-- Task --
Please give the entries below again exactly, omitting every picture.

-- Input data --
┄┄┄┄┄┄

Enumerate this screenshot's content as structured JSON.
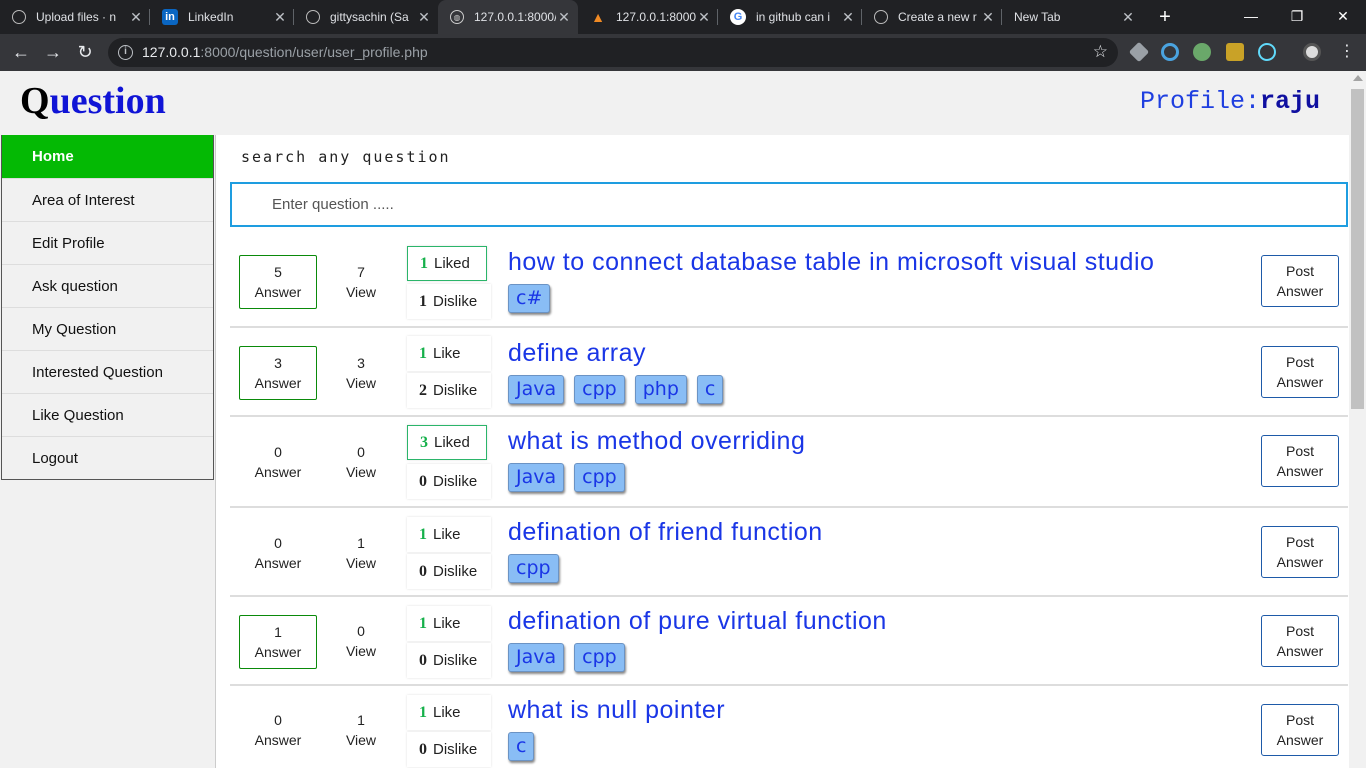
{
  "browser": {
    "tabs": [
      {
        "title": "Upload files · n",
        "icon": "github-icon"
      },
      {
        "title": "LinkedIn",
        "icon": "linkedin-icon"
      },
      {
        "title": "gittysachin (Sa",
        "icon": "github-icon"
      },
      {
        "title": "127.0.0.1:8000/",
        "icon": "globe-icon"
      },
      {
        "title": "127.0.0.1:8000",
        "icon": "xampp-icon"
      },
      {
        "title": "in github can i",
        "icon": "google-icon"
      },
      {
        "title": "Create a new r",
        "icon": "github-icon"
      },
      {
        "title": "New Tab",
        "icon": ""
      }
    ],
    "active_tab_index": 3,
    "url_host": "127.0.0.1",
    "url_rest": ":8000/question/user/user_profile.php"
  },
  "header": {
    "logo_first": "Q",
    "logo_rest": "uestion",
    "profile_label": "Profile:",
    "profile_user": "raju"
  },
  "sidebar": {
    "items": [
      {
        "label": "Home",
        "active": true
      },
      {
        "label": "Area of Interest"
      },
      {
        "label": "Edit Profile"
      },
      {
        "label": "Ask question"
      },
      {
        "label": "My Question"
      },
      {
        "label": "Interested Question"
      },
      {
        "label": "Like Question"
      },
      {
        "label": "Logout"
      }
    ]
  },
  "search": {
    "label": "search any question",
    "placeholder": "Enter question ....."
  },
  "labels": {
    "answer": "Answer",
    "view": "View",
    "dislike": "Dislike",
    "post": "Post",
    "answer_btn": "Answer"
  },
  "questions": [
    {
      "answers": "5",
      "views": "7",
      "likes": "1",
      "like_label": "Liked",
      "dislikes": "1",
      "title": "how to connect database table in microsoft visual studio",
      "tags": [
        "c#"
      ]
    },
    {
      "answers": "3",
      "views": "3",
      "likes": "1",
      "like_label": "Like",
      "dislikes": "2",
      "title": "define array",
      "tags": [
        "Java",
        "cpp",
        "php",
        "c"
      ]
    },
    {
      "answers": "0",
      "views": "0",
      "likes": "3",
      "like_label": "Liked",
      "dislikes": "0",
      "title": "what is method overriding",
      "tags": [
        "Java",
        "cpp"
      ]
    },
    {
      "answers": "0",
      "views": "1",
      "likes": "1",
      "like_label": "Like",
      "dislikes": "0",
      "title": "defination of friend function",
      "tags": [
        "cpp"
      ]
    },
    {
      "answers": "1",
      "views": "0",
      "likes": "1",
      "like_label": "Like",
      "dislikes": "0",
      "title": "defination of pure virtual function",
      "tags": [
        "Java",
        "cpp"
      ]
    },
    {
      "answers": "0",
      "views": "1",
      "likes": "1",
      "like_label": "Like",
      "dislikes": "0",
      "title": "what is null pointer",
      "tags": [
        "c"
      ]
    }
  ],
  "colors": {
    "accent_green": "#04b904",
    "link_blue": "#1a36e6",
    "tag_bg": "#89bdf5",
    "search_border": "#1e9de0"
  }
}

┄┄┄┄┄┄

-- Response to this task --
Enumerate this screenshot's content as structured JSON.
{
  "browser": {
    "tabs": [
      {
        "title": "Upload files · n",
        "icon": "github-icon"
      },
      {
        "title": "LinkedIn",
        "icon": "linkedin-icon"
      },
      {
        "title": "gittysachin (Sa",
        "icon": "github-icon"
      },
      {
        "title": "127.0.0.1:8000/",
        "icon": "globe-icon"
      },
      {
        "title": "127.0.0.1:8000",
        "icon": "xampp-icon"
      },
      {
        "title": "in github can i",
        "icon": "google-icon"
      },
      {
        "title": "Create a new r",
        "icon": "github-icon"
      },
      {
        "title": "New Tab",
        "icon": ""
      }
    ],
    "active_tab_index": 3,
    "url_host": "127.0.0.1",
    "url_rest": ":8000/question/user/user_profile.php"
  },
  "header": {
    "logo_first": "Q",
    "logo_rest": "uestion",
    "profile_label": "Profile:",
    "profile_user": "raju"
  },
  "sidebar": {
    "items": [
      {
        "label": "Home",
        "active": true
      },
      {
        "label": "Area of Interest"
      },
      {
        "label": "Edit Profile"
      },
      {
        "label": "Ask question"
      },
      {
        "label": "My Question"
      },
      {
        "label": "Interested Question"
      },
      {
        "label": "Like Question"
      },
      {
        "label": "Logout"
      }
    ]
  },
  "search": {
    "label": "search any question",
    "placeholder": "Enter question ....."
  },
  "labels": {
    "answer": "Answer",
    "view": "View",
    "dislike": "Dislike",
    "post": "Post",
    "answer_btn": "Answer"
  },
  "questions": [
    {
      "answers": "5",
      "views": "7",
      "likes": "1",
      "like_label": "Liked",
      "dislikes": "1",
      "title": "how to connect database table in microsoft visual studio",
      "tags": [
        "c#"
      ]
    },
    {
      "answers": "3",
      "views": "3",
      "likes": "1",
      "like_label": "Like",
      "dislikes": "2",
      "title": "define array",
      "tags": [
        "Java",
        "cpp",
        "php",
        "c"
      ]
    },
    {
      "answers": "0",
      "views": "0",
      "likes": "3",
      "like_label": "Liked",
      "dislikes": "0",
      "title": "what is method overriding",
      "tags": [
        "Java",
        "cpp"
      ]
    },
    {
      "answers": "0",
      "views": "1",
      "likes": "1",
      "like_label": "Like",
      "dislikes": "0",
      "title": "defination of friend function",
      "tags": [
        "cpp"
      ]
    },
    {
      "answers": "1",
      "views": "0",
      "likes": "1",
      "like_label": "Like",
      "dislikes": "0",
      "title": "defination of pure virtual function",
      "tags": [
        "Java",
        "cpp"
      ]
    },
    {
      "answers": "0",
      "views": "1",
      "likes": "1",
      "like_label": "Like",
      "dislikes": "0",
      "title": "what is null pointer",
      "tags": [
        "c"
      ]
    }
  ],
  "colors": {
    "accent_green": "#04b904",
    "link_blue": "#1a36e6",
    "tag_bg": "#89bdf5",
    "search_border": "#1e9de0"
  }
}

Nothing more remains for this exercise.